CULTURAL
Remoteness from Settlement Major Built-up areas and commercial and/or service location with 100 permanent residents or more. SET1
BUILTUP
Intermediate Commercial and/or service location with more than ten but fewer than 100 permanent residents. SET2
Minor Commercial and/or service location with ten permanent residents or fewer. SET3
Residential Residential location only. SET4
Apparent Naturalness Major Intrusive infrastructure (including medium and high grade access routes) and cleared land boundaries AES1LN
AES1PT
ACC1
ACC2
SET1
SET2
SET3
SET4
ACC2PT
CULTURAL
BUILTUP
Medum Small-scale infrastructure (including four-wheel drive AES2LN
AES2PT
ACC3
Minor Minor Structures. AES3LN
AES3PT
ACC4

4.2.2 Deriving Indicator Values.

The analysis process for deriving the three distance-based indicators is outlined below, as a sequence of four steps.

i) Grading primary feature impacts:
Point, line and polygon primary data features are drawn from the appropriate layer in the library manager and grouped in coverages according to feature type and indicator impact grade (outlined in Table 3.6). The association between these grouped coverages and each indicator grade is outlined in Table 4.1.

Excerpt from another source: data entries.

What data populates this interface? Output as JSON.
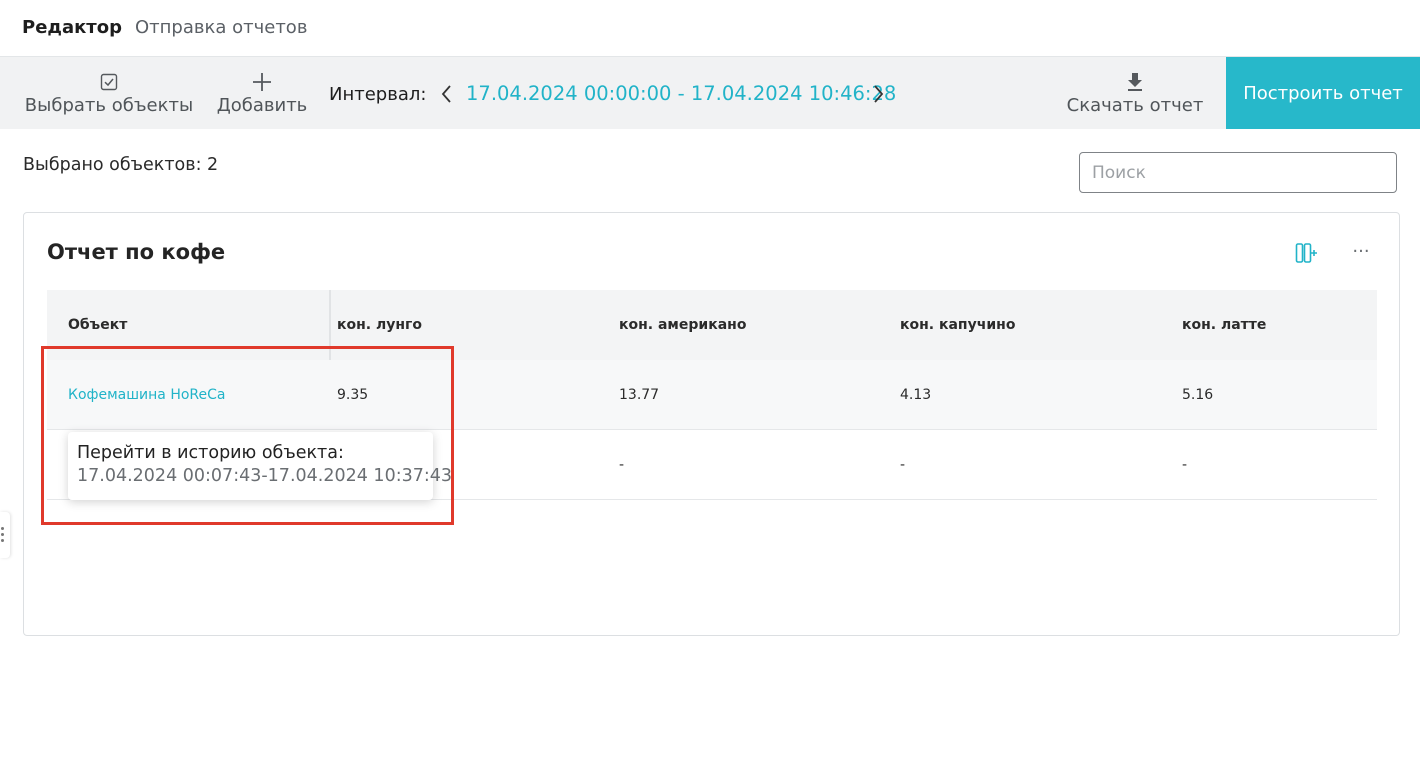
{
  "tabs": [
    {
      "label": "Редактор",
      "active": true
    },
    {
      "label": "Отправка отчетов",
      "active": false
    }
  ],
  "toolbar": {
    "select_objects": "Выбрать объекты",
    "add": "Добавить",
    "interval_label": "Интервал:",
    "interval_value": "17.04.2024 00:00:00 - 17.04.2024 10:46:28",
    "download": "Скачать отчет",
    "build": "Построить отчет"
  },
  "selected_count": "Выбрано объектов: 2",
  "search": {
    "placeholder": "Поиск",
    "value": ""
  },
  "report": {
    "title": "Отчет по кофе",
    "columns": [
      "Объект",
      "кон. лунго",
      "кон. американо",
      "кон. капучино",
      "кон. латте"
    ],
    "rows": [
      [
        "Кофемашина HoReCa",
        "9.35",
        "13.77",
        "4.13",
        "5.16"
      ],
      [
        "",
        "",
        "-",
        "-",
        "-"
      ]
    ]
  },
  "tooltip": {
    "line1": "Перейти в историю объекта:",
    "line2": "17.04.2024 00:07:43-17.04.2024 10:37:43"
  },
  "colors": {
    "accent": "#27b8ca",
    "link": "#21b3c8",
    "highlight_box": "#e0392b",
    "toolbar_bg": "#f1f2f3"
  },
  "icons": {
    "select_objects": "checkbox-icon",
    "add": "plus-icon",
    "prev": "chevron-left-icon",
    "next": "chevron-right-icon",
    "download": "download-icon",
    "columns": "column-settings-icon",
    "more": "more-horizontal-icon"
  }
}
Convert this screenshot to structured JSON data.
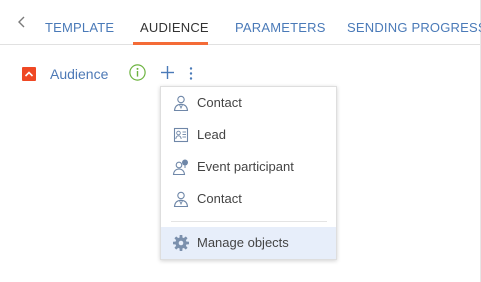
{
  "tabs": [
    {
      "label": "TEMPLATE",
      "active": false
    },
    {
      "label": "AUDIENCE",
      "active": true
    },
    {
      "label": "PARAMETERS",
      "active": false
    },
    {
      "label": "SENDING PROGRESS",
      "active": false
    }
  ],
  "group": {
    "title": "Audience",
    "collapse_icon": "chevron-up-icon",
    "actions": [
      "info-icon",
      "add-icon",
      "more-vertical-icon"
    ]
  },
  "menu": {
    "items": [
      {
        "label": "Contact",
        "icon": "contact-icon"
      },
      {
        "label": "Lead",
        "icon": "lead-icon"
      },
      {
        "label": "Event participant",
        "icon": "event-participant-icon"
      },
      {
        "label": "Contact",
        "icon": "contact-icon"
      }
    ],
    "footer_item": {
      "label": "Manage objects",
      "icon": "gear-icon",
      "highlighted": true
    }
  },
  "colors": {
    "accent": "#f46b37",
    "collapse_button": "#ef4824",
    "link_blue": "#4a7ab8",
    "info_green": "#6cb33f",
    "highlight_row": "#e7eefa"
  }
}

ii) Distance Calculation:
Euclidean distance (in metres) is calculated from each sample point to the nearest feature within each grouped feature coverage. The nearest distance, in each case, is assigned to each sample point in the database as a permanent attribute.

iii) Minimum Weighted Distance Calculation:
Raw distance values are processed to produce a single indicator distance measure for each sample point. This distance is calculated by weighting the distance values for each grouped feature according to its associated grade of impact so that all distances are represented in units equivalent to a high grade feature. The equation for determining high grade equivalence takes the form:

The equation for determining high grade equivalence

Note: refer to Table 4.2

Table 4.2: Feature Weightings for Remoteness from Settlement, Remoteness from Access, and Apparent Naturalness
Feature Grade Weighting Factor
Remoteness from Settlement
Major Settlement
Intermediate Settlement
Minor Settlement
Residential Settlement
 
1.00
0.80
0.74
0.66
Remoteness from Access
High Access
Medium Access
Low Access
Very Low Access
 
1.00
0.71
0.33
0.20
Apparent Naturalness
Major Structure
Medium Structure
Minor Structure
 
1.00
0.40
0.16

The minimum value for each indicator (mHGE) is recorded for each sample point and recorded as permanent attributes in the wilderness database (refer to Table 4.9).

iv) Indicator Classification:
Minimum high grade feature distances are classified to produce a standardised Remoteness from Settlement, Remoteness from Access, and Apparent Naturalness class according to the following equation:

Formula to produce a standardised Remoteness from Settlement, Remoteness from Access, and Apparent Naturalness class

The resultant classification of the three indicators is shown in Figure 4.3. These distance-based classifications are recorded as continuous floating point variables thus showing variation within class groupings as well as class values beyond the class 5 notional maximum. Remoteness from Settlement, Remoteness from Access, and Apparent Naturalness index values are assigned to sample points in the database as permanent attributes (refer to Table 4.9).

 The classification of distance-based indicator values